Justin Rose famously changed his putting style to a reverse overlap the week before the 2016 Masters. At the time, Rose was already a major winner and one of the top-10 players in the world, but since the change he’s gone on to even greater success, and is now arguably one of the top 2-3 players in the world.
Just a few months after leaving Augusta – in the spring of 2016, Rose won the Olympic Gold medal in Rio. The next year, in 2017, he finished runner-up at the Masters and captured three worldwide titles, on three different tours, including a WGC.
In 2018, it was much of the same, as the Englishman won at Colonial on the PGA TOUR, and captured the season-long FedExCup, all while making it to world No. 1 (for a couple of weeks).
In this short video clip – filmed at the Sky Sports British Masters, Rose explains how the putting technique allowed him to simplify his “feels,” while freeing him up to focus on other aspects of putting. (transcript below)
“So I had a very traditional, conventional style grip before the reverse overlap. I think for me it’s all about the right hand position – that’s the key,” explained Rose.
“When I went to the claw style grip I feel like it really just puts the plane of my whole right arm and my right hand in plane with the shaft.
“You know I feel like this way, I don’t know, maybe if my right hand got too active, it just did too many weird and wonderful things to the putter. So I feel like this way the right hand is along for the ride. And it’s now just really how I swing that left arm – the lead arm.
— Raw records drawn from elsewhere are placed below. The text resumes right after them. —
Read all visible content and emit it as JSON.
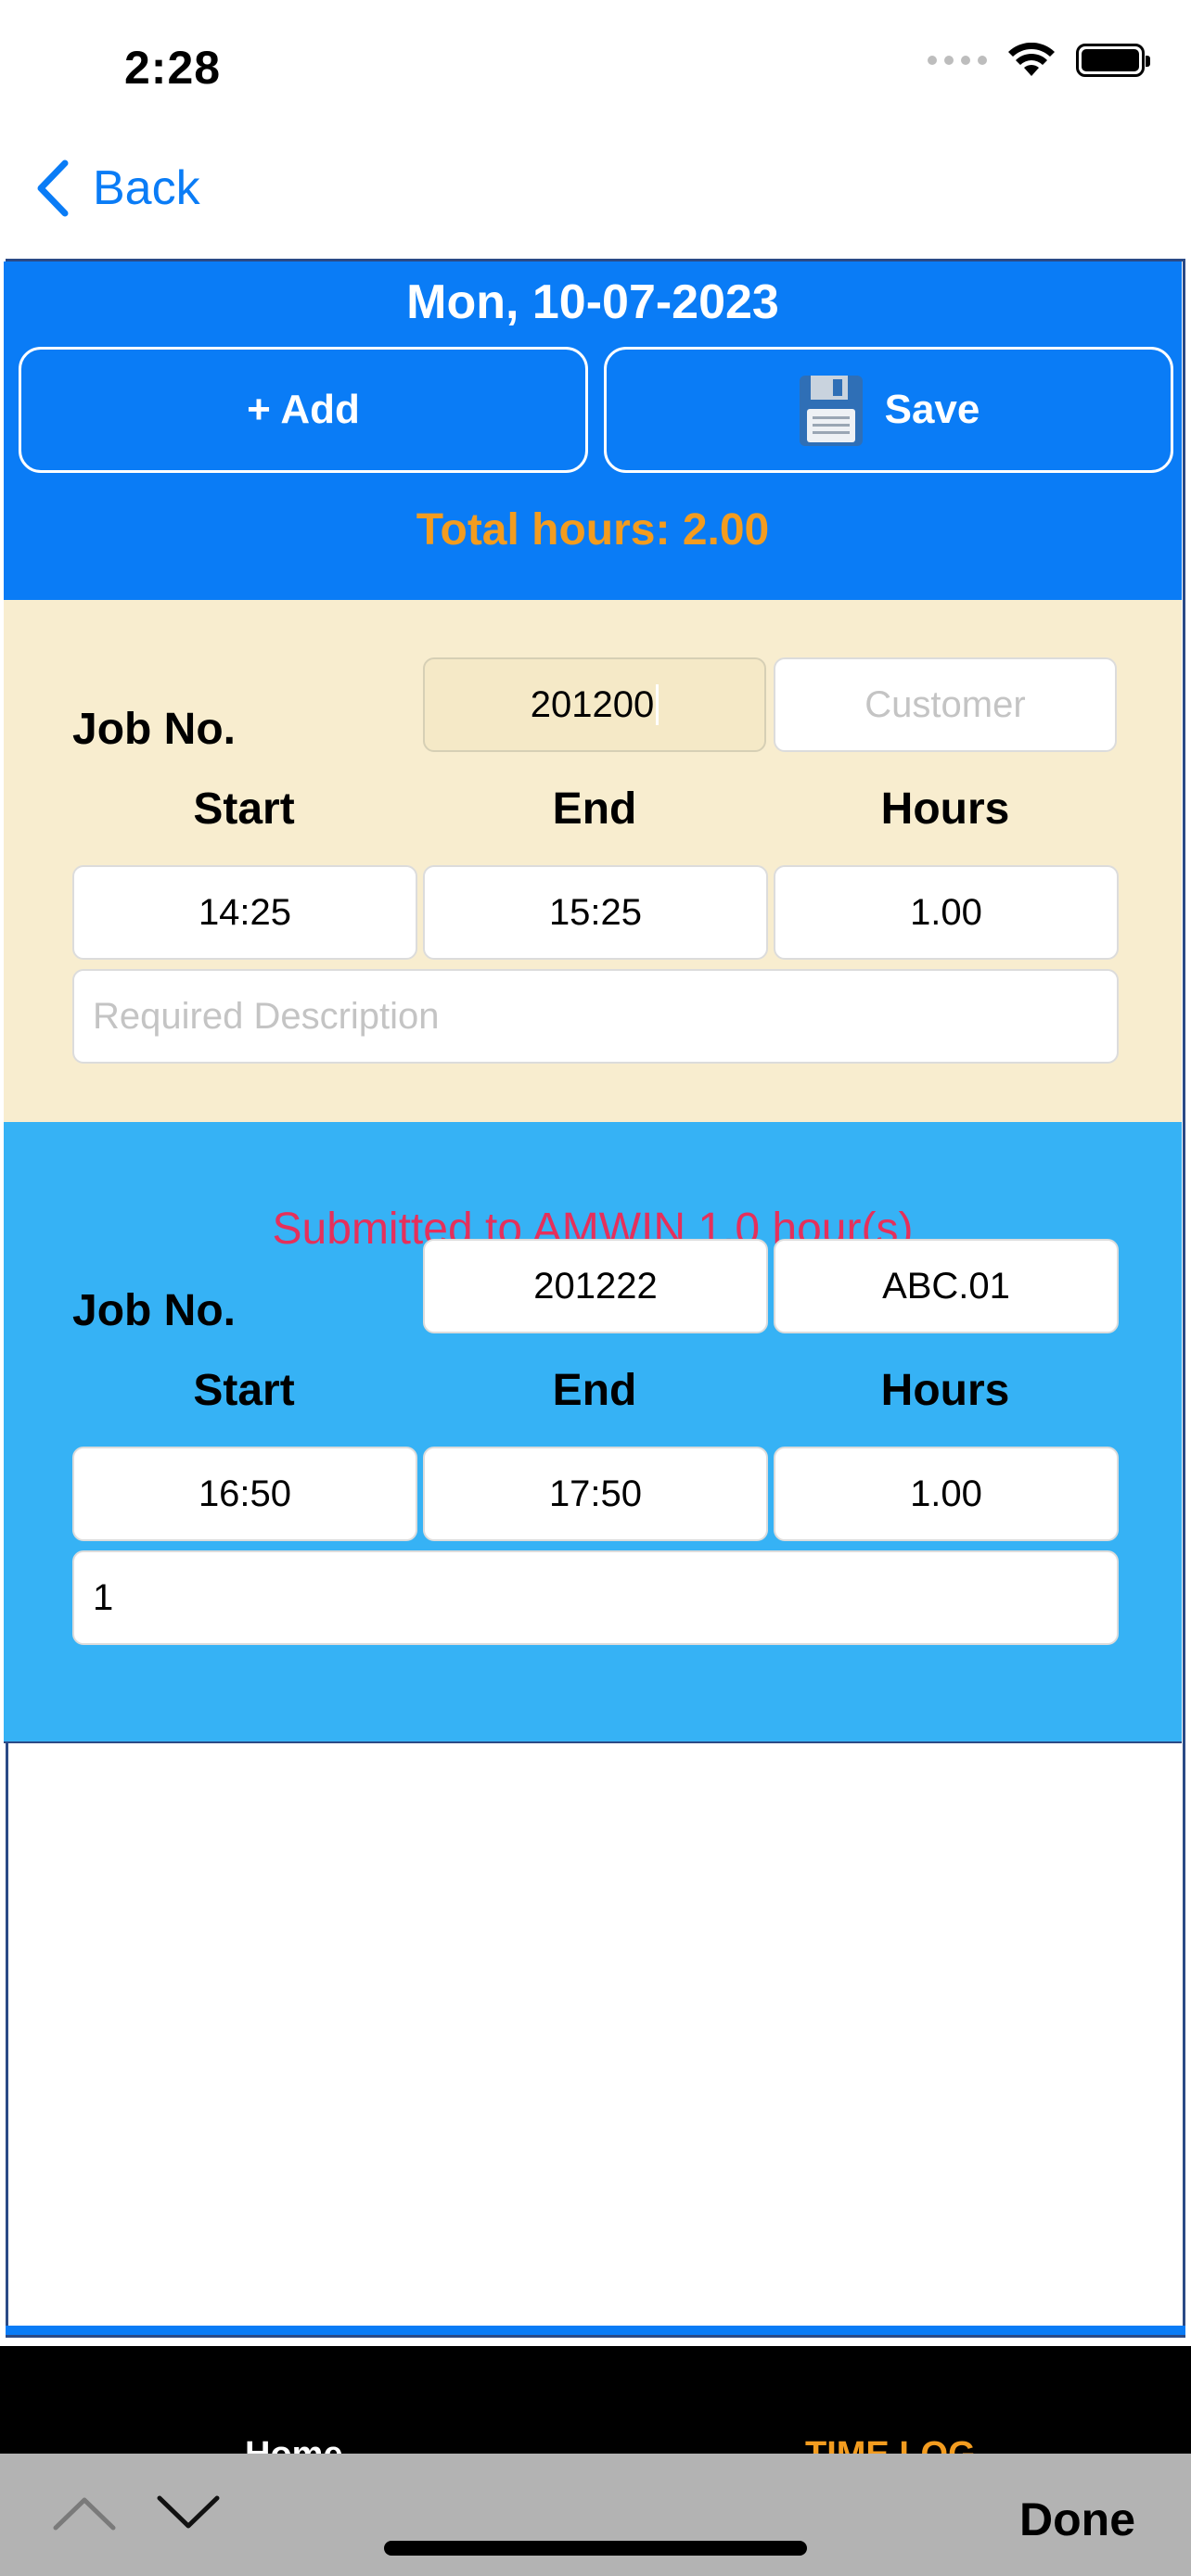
{
  "status_bar": {
    "time": "2:28",
    "icons": [
      "cellular-signal-icon",
      "wifi-icon",
      "battery-icon"
    ]
  },
  "nav": {
    "back_label": "Back",
    "back_icon": "chevron-left-icon"
  },
  "header": {
    "date": "Mon, 10-07-2023",
    "add_label": "+ Add",
    "save_label": "Save",
    "save_icon": "floppy-disk-icon",
    "total_hours": "Total hours: 2.00"
  },
  "entries": [
    {
      "job_label": "Job No.",
      "job_no": "201200",
      "customer_placeholder": "Customer",
      "start_label": "Start",
      "end_label": "End",
      "hours_label": "Hours",
      "start": "14:25",
      "end": "15:25",
      "hours": "1.00",
      "description_placeholder": "Required Description"
    },
    {
      "submitted_text": "Submitted to AMWIN 1.0 hour(s)",
      "job_label": "Job No.",
      "job_no": "201222",
      "customer": "ABC.01",
      "start_label": "Start",
      "end_label": "End",
      "hours_label": "Hours",
      "start": "16:50",
      "end": "17:50",
      "hours": "1.00",
      "description": "1"
    }
  ],
  "tab_bar": {
    "home_label": "Home",
    "timelog_label": "TIME LOG"
  },
  "keyboard_toolbar": {
    "done_label": "Done"
  },
  "colors": {
    "header_blue": "#0a7cf6",
    "entry_editing_bg": "#f8edcf",
    "entry_submitted_bg": "#36b2f5",
    "total_orange": "#f39c1f",
    "submitted_red": "#e5305b"
  }
}
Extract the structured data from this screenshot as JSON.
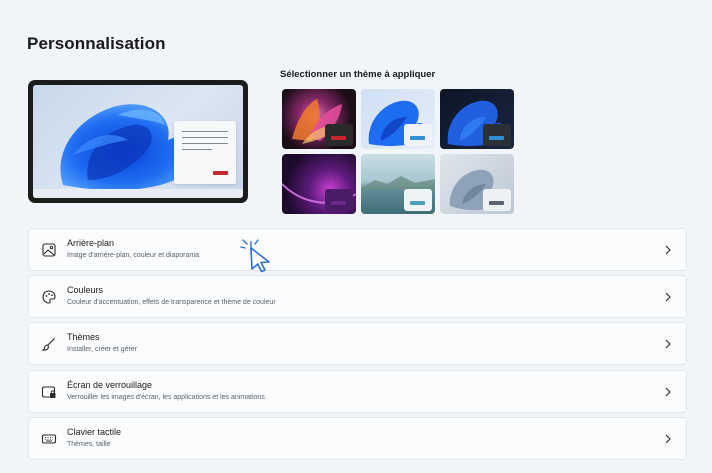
{
  "page": {
    "title": "Personnalisation"
  },
  "preview": {
    "accent_color": "#c4262e"
  },
  "themes": {
    "label": "Sélectionner un thème à appliquer",
    "tiles": [
      {
        "name": "theme-glow",
        "accent": "#c4262e"
      },
      {
        "name": "theme-light-bloom",
        "accent": "#2f8ed6"
      },
      {
        "name": "theme-dark-bloom",
        "accent": "#2f8ed6"
      },
      {
        "name": "theme-captured-motion",
        "accent": "#6b2a8a"
      },
      {
        "name": "theme-flow",
        "accent": "#4aa1b6"
      },
      {
        "name": "theme-sunrise",
        "accent": "#5a6470"
      }
    ]
  },
  "settings": [
    {
      "label": "Arrière-plan",
      "description": "Image d'arrière-plan, couleur et diaporama",
      "icon": "image-icon"
    },
    {
      "label": "Couleurs",
      "description": "Couleur d'accentuation, effets de transparence et thème de couleur",
      "icon": "palette-icon"
    },
    {
      "label": "Thèmes",
      "description": "Installer, créer et gérer",
      "icon": "brush-icon"
    },
    {
      "label": "Écran de verrouillage",
      "description": "Verrouiller les images d'écran, les applications et les animations",
      "icon": "lock-screen-icon"
    },
    {
      "label": "Clavier tactile",
      "description": "Thèmes, taille",
      "icon": "keyboard-icon"
    }
  ]
}
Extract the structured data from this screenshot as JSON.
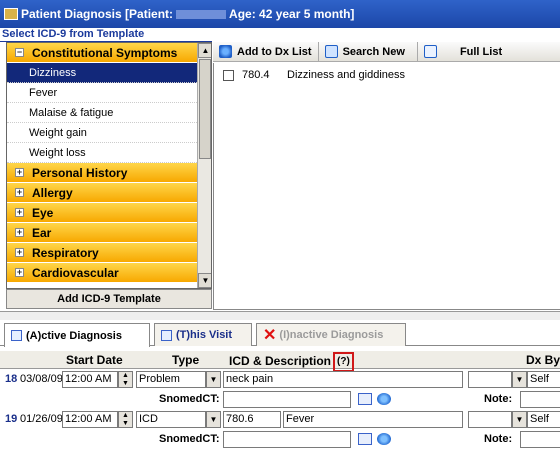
{
  "window": {
    "title_prefix": "Patient Diagnosis  [Patient:",
    "title_suffix": "Age: 42 year 5 month]"
  },
  "template_section": {
    "label": "Select ICD-9 from Template",
    "add_button": "Add ICD-9 Template",
    "categories": [
      {
        "label": "Constitutional Symptoms",
        "expanded": true,
        "items": [
          "Dizziness",
          "Fever",
          "Malaise & fatigue",
          "Weight gain",
          "Weight loss"
        ],
        "selected_item": "Dizziness"
      },
      {
        "label": "Personal History",
        "expanded": false
      },
      {
        "label": "Allergy",
        "expanded": false
      },
      {
        "label": "Eye",
        "expanded": false
      },
      {
        "label": "Ear",
        "expanded": false
      },
      {
        "label": "Respiratory",
        "expanded": false
      },
      {
        "label": "Cardiovascular",
        "expanded": false
      }
    ]
  },
  "toolbar": {
    "add_label": "Add to Dx List",
    "search_label": "Search New",
    "full_label": "Full List"
  },
  "dx_results": [
    {
      "code": "780.4",
      "description": "Dizziness and giddiness",
      "checked": false
    }
  ],
  "tabs": [
    {
      "label": "(A)ctive Diagnosis",
      "active": true
    },
    {
      "label": "(T)his Visit",
      "active": false
    },
    {
      "label": "(I)nactive Diagnosis",
      "active": false,
      "disabled": true
    }
  ],
  "grid": {
    "headers": {
      "start_date": "Start Date",
      "type": "Type",
      "icd_desc": "ICD & Description",
      "help": "(?)",
      "dx_by": "Dx By"
    },
    "snomed_label": "SnomedCT:",
    "note_label": "Note:",
    "rows": [
      {
        "num": "18",
        "date": "03/08/09",
        "time": "12:00 AM",
        "type": "Problem",
        "code": "",
        "description": "neck pain",
        "dx_by": "Self"
      },
      {
        "num": "19",
        "date": "01/26/09",
        "time": "12:00 AM",
        "type": "ICD",
        "code": "780.6",
        "description": "Fever",
        "dx_by": "Self"
      }
    ]
  },
  "colors": {
    "accent": "#1b3a9c",
    "category": "#f7a800",
    "selected": "#12287a",
    "help_highlight": "#d01818"
  }
}
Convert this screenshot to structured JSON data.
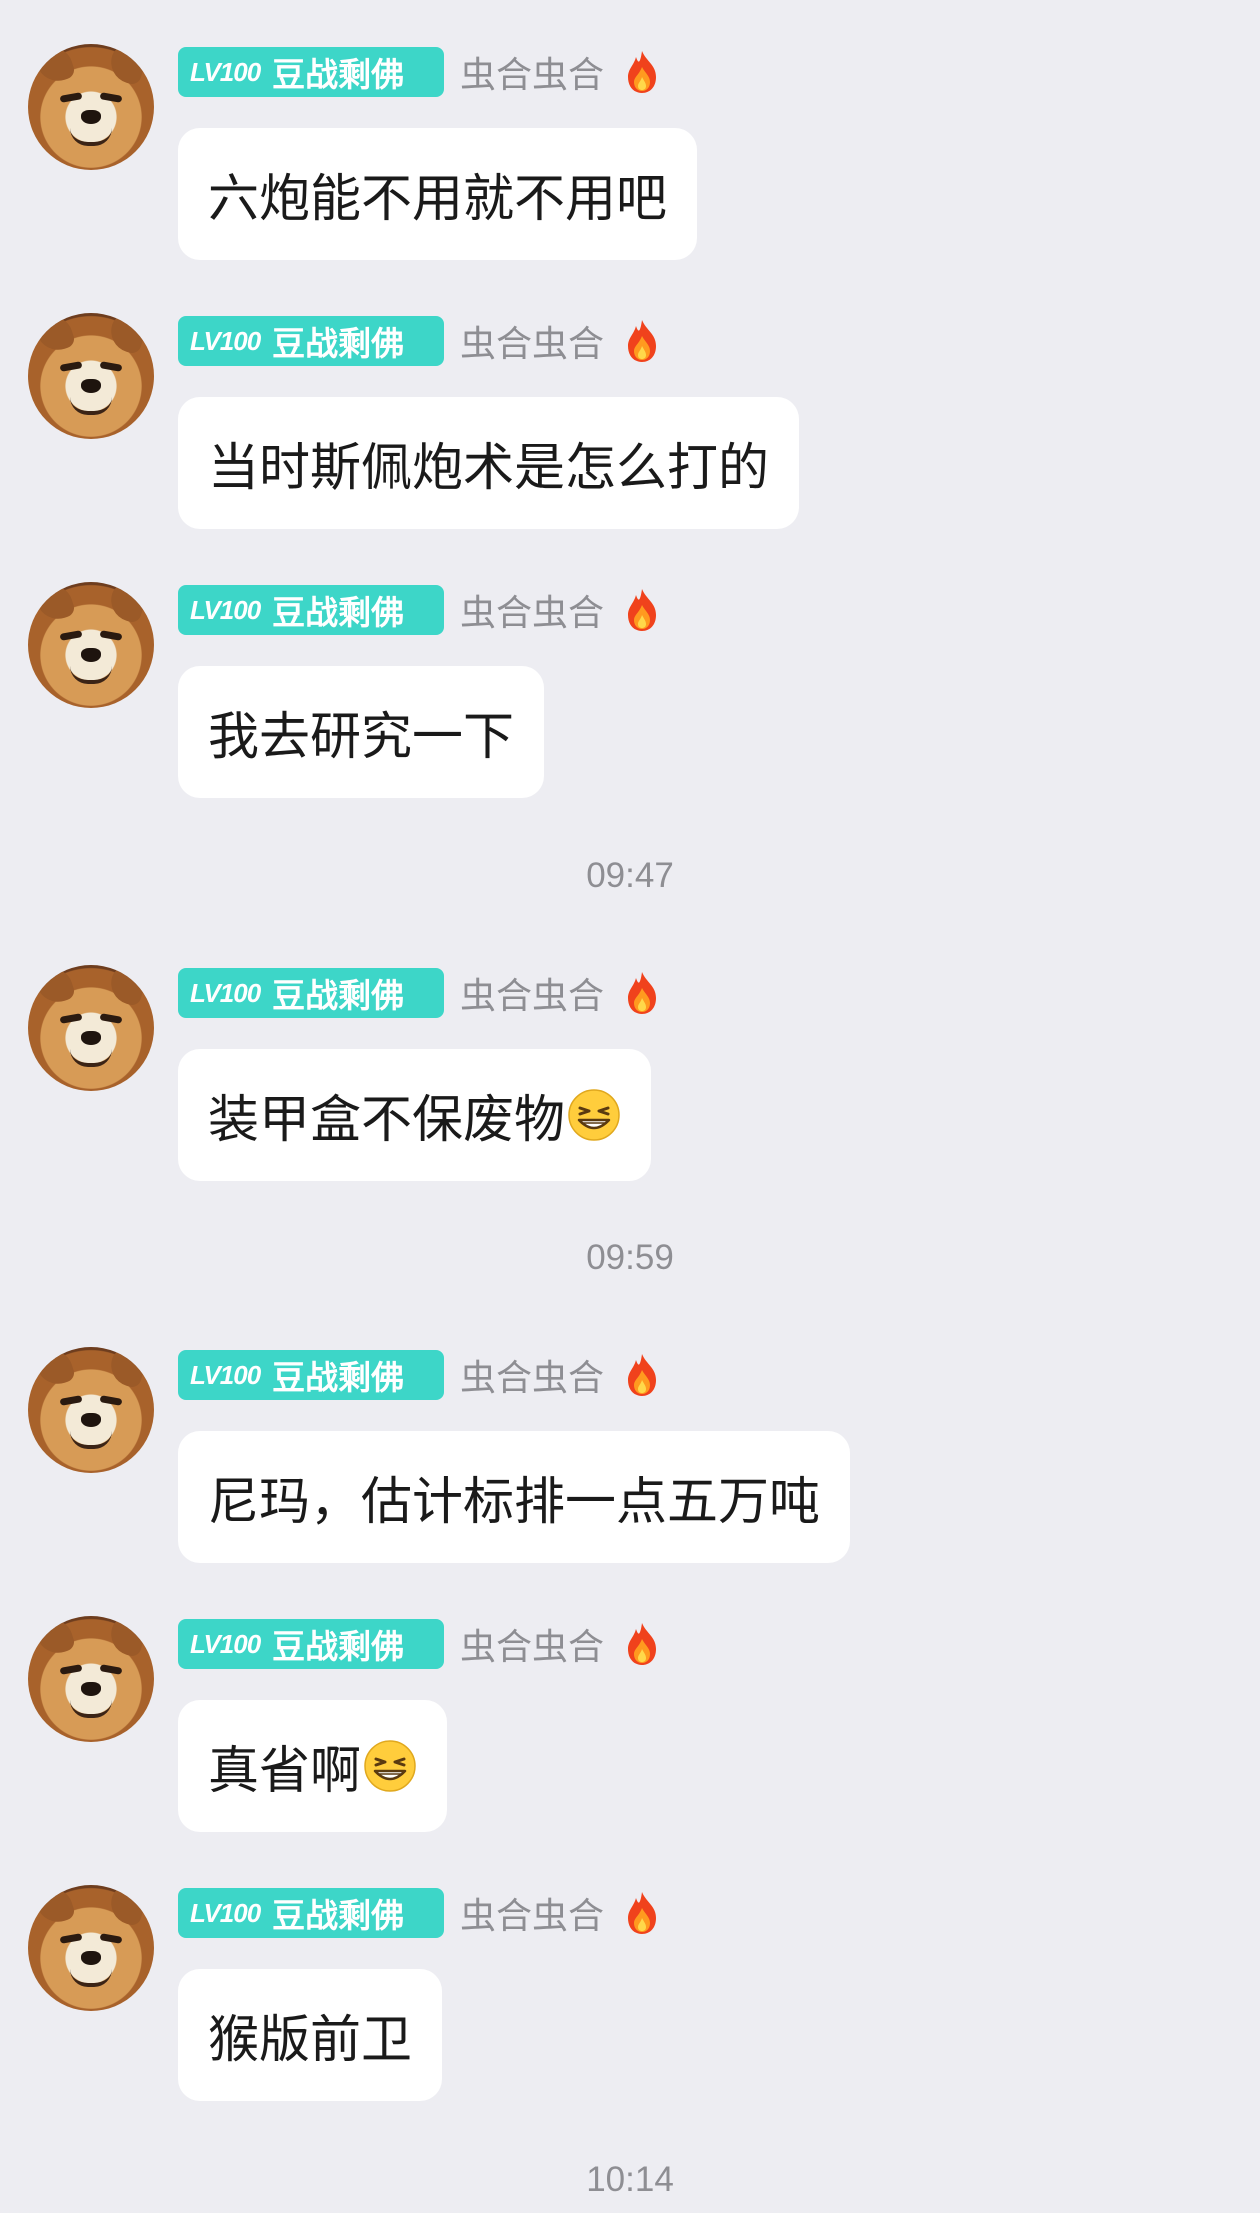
{
  "messages": [
    {
      "level": "LV100",
      "title": "豆战剩佛",
      "nickname": "虫合虫合",
      "text": "六炮能不用就不用吧",
      "emoji": null
    },
    {
      "level": "LV100",
      "title": "豆战剩佛",
      "nickname": "虫合虫合",
      "text": "当时斯佩炮术是怎么打的",
      "emoji": null
    },
    {
      "level": "LV100",
      "title": "豆战剩佛",
      "nickname": "虫合虫合",
      "text": "我去研究一下",
      "emoji": null
    },
    {
      "level": "LV100",
      "title": "豆战剩佛",
      "nickname": "虫合虫合",
      "text": "装甲盒不保废物",
      "emoji": "grin-emoji"
    },
    {
      "level": "LV100",
      "title": "豆战剩佛",
      "nickname": "虫合虫合",
      "text": "尼玛，估计标排一点五万吨",
      "emoji": null
    },
    {
      "level": "LV100",
      "title": "豆战剩佛",
      "nickname": "虫合虫合",
      "text": "真省啊",
      "emoji": "grin-emoji"
    },
    {
      "level": "LV100",
      "title": "豆战剩佛",
      "nickname": "虫合虫合",
      "text": "猴版前卫",
      "emoji": null
    }
  ],
  "timestamps": [
    "09:47",
    "09:59",
    "10:14"
  ],
  "colors": {
    "background": "#ededf2",
    "bubble": "#ffffff",
    "badge": "#3dd6c8",
    "nickname": "#8e8e93",
    "timestamp": "#8e8e93"
  },
  "icons": {
    "fire": "fire-icon",
    "avatar": "shiba-doge-avatar",
    "emoji": "grin-emoji-icon"
  }
}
“So yeah, I think overall a simplification of my “feels.” The grip might look weird but I sense less which I think is an important thing because I used to nick pick my stroke if I didn’t make one. I’d be like “pushed that, pulled that.” And it would be countless hours on the range, and the putting green, trying to fix it.
“Now I kind of trust my stroke, trust my technique, trust my setup. And now there’s many other aspects to putting that you need to focus on in order to make putts, not just technique.”
Bonus clip: 1, 2… in the hole.